## Provided records
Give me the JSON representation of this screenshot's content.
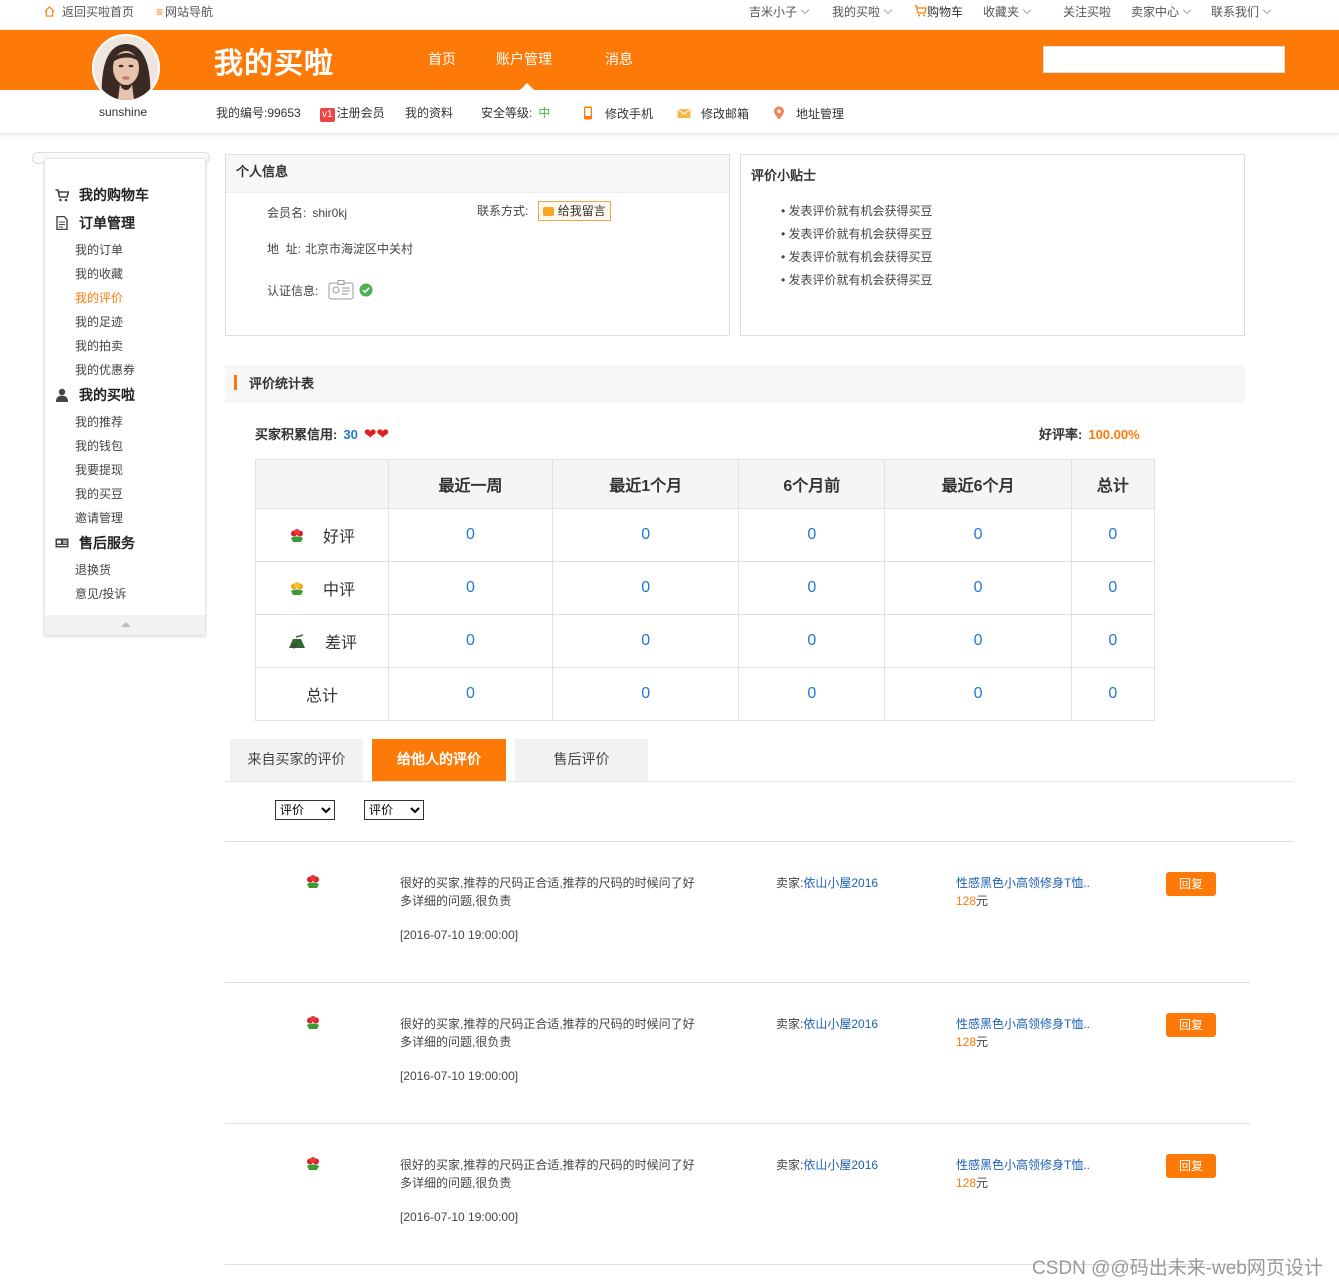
{
  "topbar": {
    "home": "返回买啦首页",
    "sitenav": "网站导航",
    "user": "吉米小子",
    "mybuy": "我的买啦",
    "cart": "购物车",
    "favorites": "收藏夹",
    "follow": "关注买啦",
    "seller": "卖家中心",
    "contact": "联系我们"
  },
  "header": {
    "brand": "我的买啦",
    "nav": [
      "首页",
      "账户管理",
      "消息"
    ],
    "search_placeholder": "",
    "accent": "#fe7a08"
  },
  "user": {
    "name": "sunshine",
    "id": "我的编号:99653",
    "vip_badge": "v1",
    "vip": "注册会员",
    "profile": "我的资料",
    "security_label": "安全等级:",
    "security_level": "中",
    "phone": "修改手机",
    "email": "修改邮箱",
    "address": "地址管理"
  },
  "sidebar": {
    "cart": "我的购物车",
    "orders": "订单管理",
    "order_items": [
      "我的订单",
      "我的收藏",
      "我的评价",
      "我的足迹",
      "我的拍卖",
      "我的优惠券"
    ],
    "mymaila": "我的买啦",
    "mymaila_items": [
      "我的推荐",
      "我的钱包",
      "我要提现",
      "我的买豆",
      "邀请管理"
    ],
    "service": "售后服务",
    "service_items": [
      "退换货",
      "意见/投诉"
    ]
  },
  "personal": {
    "title": "个人信息",
    "member_label": "会员名:",
    "member": "shir0kj",
    "contact_label": "联系方式:",
    "message_btn": "给我留言",
    "address_label": "地  址:",
    "address": "北京市海淀区中关村",
    "cert_label": "认证信息:"
  },
  "tips": {
    "title": "评价小贴士",
    "items": [
      "发表评价就有机会获得买豆",
      "发表评价就有机会获得买豆",
      "发表评价就有机会获得买豆",
      "发表评价就有机会获得买豆"
    ]
  },
  "stats": {
    "title": "评价统计表",
    "credit_label": "买家积累信用:",
    "credit": "30",
    "rate_label": "好评率:",
    "rate": "100.00%",
    "columns": [
      "",
      "最近一周",
      "最近1个月",
      "6个月前",
      "最近6个月",
      "总计"
    ],
    "rows": [
      {
        "label": "好评",
        "icon": "red-flower-icon",
        "values": [
          "0",
          "0",
          "0",
          "0",
          "0"
        ]
      },
      {
        "label": "中评",
        "icon": "yellow-flower-icon",
        "values": [
          "0",
          "0",
          "0",
          "0",
          "0"
        ]
      },
      {
        "label": "差评",
        "icon": "trash-icon",
        "values": [
          "0",
          "0",
          "0",
          "0",
          "0"
        ]
      },
      {
        "label": "总计",
        "icon": "",
        "values": [
          "0",
          "0",
          "0",
          "0",
          "0"
        ]
      }
    ]
  },
  "tabs": [
    "来自买家的评价",
    "给他人的评价",
    "售后评价"
  ],
  "filters": [
    "评价",
    "评价"
  ],
  "reviews": [
    {
      "text": "很好的买家,推荐的尺码正合适,推荐的尺码的时候问了好多详细的问题,很负责",
      "date": "[2016-07-10 19:00:00]",
      "seller_label": "卖家:",
      "seller": "依山小屋2016",
      "product": "性感黑色小高领修身T恤..",
      "price": "128",
      "unit": "元",
      "reply": "回复"
    },
    {
      "text": "很好的买家,推荐的尺码正合适,推荐的尺码的时候问了好多详细的问题,很负责",
      "date": "[2016-07-10 19:00:00]",
      "seller_label": "卖家:",
      "seller": "依山小屋2016",
      "product": "性感黑色小高领修身T恤..",
      "price": "128",
      "unit": "元",
      "reply": "回复"
    },
    {
      "text": "很好的买家,推荐的尺码正合适,推荐的尺码的时候问了好多详细的问题,很负责",
      "date": "[2016-07-10 19:00:00]",
      "seller_label": "卖家:",
      "seller": "依山小屋2016",
      "product": "性感黑色小高领修身T恤..",
      "price": "128",
      "unit": "元",
      "reply": "回复"
    }
  ],
  "watermark": "CSDN @@码出未来-web网页设计"
}
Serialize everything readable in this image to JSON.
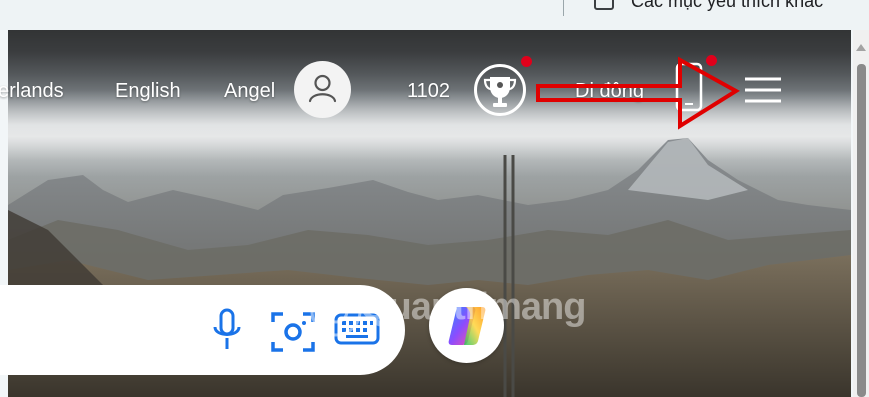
{
  "bookmarks_bar": {
    "other_favorites_label": "Các mục yêu thích khác"
  },
  "header": {
    "region": "erlands",
    "language": "English",
    "user_name": "Angel",
    "rewards_points": "1102",
    "mobile_label": "Di động"
  },
  "search": {
    "placeholder": ""
  },
  "watermark": {
    "text": "Quantrimang"
  },
  "colors": {
    "notification_dot": "#e0001b",
    "annotation_arrow": "#e00000",
    "search_icons": "#1a73e8"
  }
}
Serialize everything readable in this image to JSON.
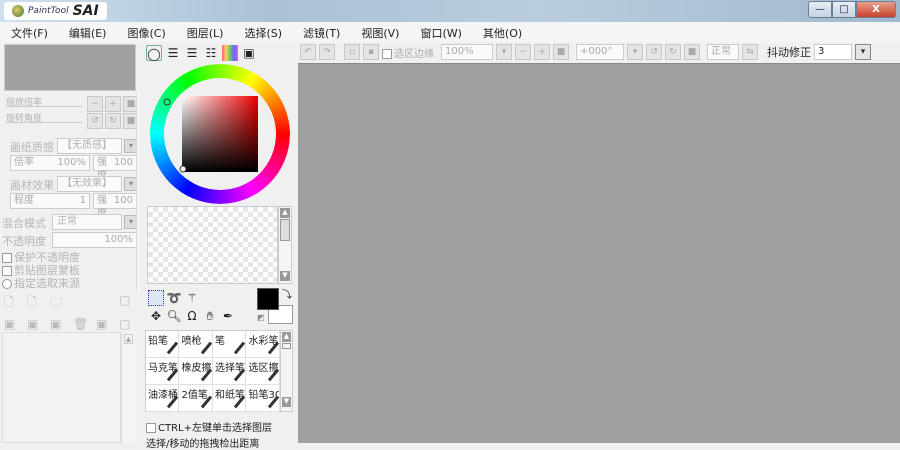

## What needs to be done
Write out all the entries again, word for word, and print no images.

## Result of the task
Give me the JSON representation of this screenshot's content.
{
  "topbar": {
    "home": "返回买啦首页",
    "sitenav": "网站导航",
    "user": "吉米小子",
    "mybuy": "我的买啦",
    "cart": "购物车",
    "favorites": "收藏夹",
    "follow": "关注买啦",
    "seller": "卖家中心",
    "contact": "联系我们"
  },
  "header": {
    "brand": "我的买啦",
    "nav": [
      "首页",
      "账户管理",
      "消息"
    ],
    "search_placeholder": "",
    "accent": "#fe7a08"
  },
  "user": {
    "name": "sunshine",
    "id": "我的编号:99653",
    "vip_badge": "v1",
    "vip": "注册会员",
    "profile": "我的资料",
    "security_label": "安全等级:",
    "security_level": "中",
    "phone": "修改手机",
    "email": "修改邮箱",
    "address": "地址管理"
  },
  "sidebar": {
    "cart": "我的购物车",
    "orders": "订单管理",
    "order_items": [
      "我的订单",
      "我的收藏",
      "我的评价",
      "我的足迹",
      "我的拍卖",
      "我的优惠券"
    ],
    "mymaila": "我的买啦",
    "mymaila_items": [
      "我的推荐",
      "我的钱包",
      "我要提现",
      "我的买豆",
      "邀请管理"
    ],
    "service": "售后服务",
    "service_items": [
      "退换货",
      "意见/投诉"
    ]
  },
  "personal": {
    "title": "个人信息",
    "member_label": "会员名:",
    "member": "shir0kj",
    "contact_label": "联系方式:",
    "message_btn": "给我留言",
    "address_label": "地  址:",
    "address": "北京市海淀区中关村",
    "cert_label": "认证信息:"
  },
  "tips": {
    "title": "评价小贴士",
    "items": [
      "发表评价就有机会获得买豆",
      "发表评价就有机会获得买豆",
      "发表评价就有机会获得买豆",
      "发表评价就有机会获得买豆"
    ]
  },
  "stats": {
    "title": "评价统计表",
    "credit_label": "买家积累信用:",
    "credit": "30",
    "rate_label": "好评率:",
    "rate": "100.00%",
    "columns": [
      "",
      "最近一周",
      "最近1个月",
      "6个月前",
      "最近6个月",
      "总计"
    ],
    "rows": [
      {
        "label": "好评",
        "icon": "red-flower-icon",
        "values": [
          "0",
          "0",
          "0",
          "0",
          "0"
        ]
      },
      {
        "label": "中评",
        "icon": "yellow-flower-icon",
        "values": [
          "0",
          "0",
          "0",
          "0",
          "0"
        ]
      },
      {
        "label": "差评",
        "icon": "trash-icon",
        "values": [
          "0",
          "0",
          "0",
          "0",
          "0"
        ]
      },
      {
        "label": "总计",
        "icon": "",
        "values": [
          "0",
          "0",
          "0",
          "0",
          "0"
        ]
      }
    ]
  },
  "tabs": [
    "来自买家的评价",
    "给他人的评价",
    "售后评价"
  ],
  "filters": [
    "评价",
    "评价"
  ],
  "reviews": [
    {
      "text": "很好的买家,推荐的尺码正合适,推荐的尺码的时候问了好多详细的问题,很负责",
      "date": "[2016-07-10 19:00:00]",
      "seller_label": "卖家:",
      "seller": "依山小屋2016",
      "product": "性感黑色小高领修身T恤..",
      "price": "128",
      "unit": "元",
      "reply": "回复"
    },
    {
      "text": "很好的买家,推荐的尺码正合适,推荐的尺码的时候问了好多详细的问题,很负责",
      "date": "[2016-07-10 19:00:00]",
      "seller_label": "卖家:",
      "seller": "依山小屋2016",
      "product": "性感黑色小高领修身T恤..",
      "price": "128",
      "unit": "元",
      "reply": "回复"
    },
    {
      "text": "很好的买家,推荐的尺码正合适,推荐的尺码的时候问了好多详细的问题,很负责",
      "date": "[2016-07-10 19:00:00]",
      "seller_label": "卖家:",
      "seller": "依山小屋2016",
      "product": "性感黑色小高领修身T恤..",
      "price": "128",
      "unit": "元",
      "reply": "回复"
    }
  ],
  "watermark": "CSDN @@码出未来-web网页设计"
}
Serialize everything readable in this image to JSON.
{
  "bookmarks_bar": {
    "other_favorites_label": "Các mục yêu thích khác"
  },
  "header": {
    "region": "erlands",
    "language": "English",
    "user_name": "Angel",
    "rewards_points": "1102",
    "mobile_label": "Di động"
  },
  "search": {
    "placeholder": ""
  },
  "watermark": {
    "text": "Quantrimang"
  },
  "colors": {
    "notification_dot": "#e0001b",
    "annotation_arrow": "#e00000",
    "search_icons": "#1a73e8"
  }
}
Serialize everything readable in this image to JSON.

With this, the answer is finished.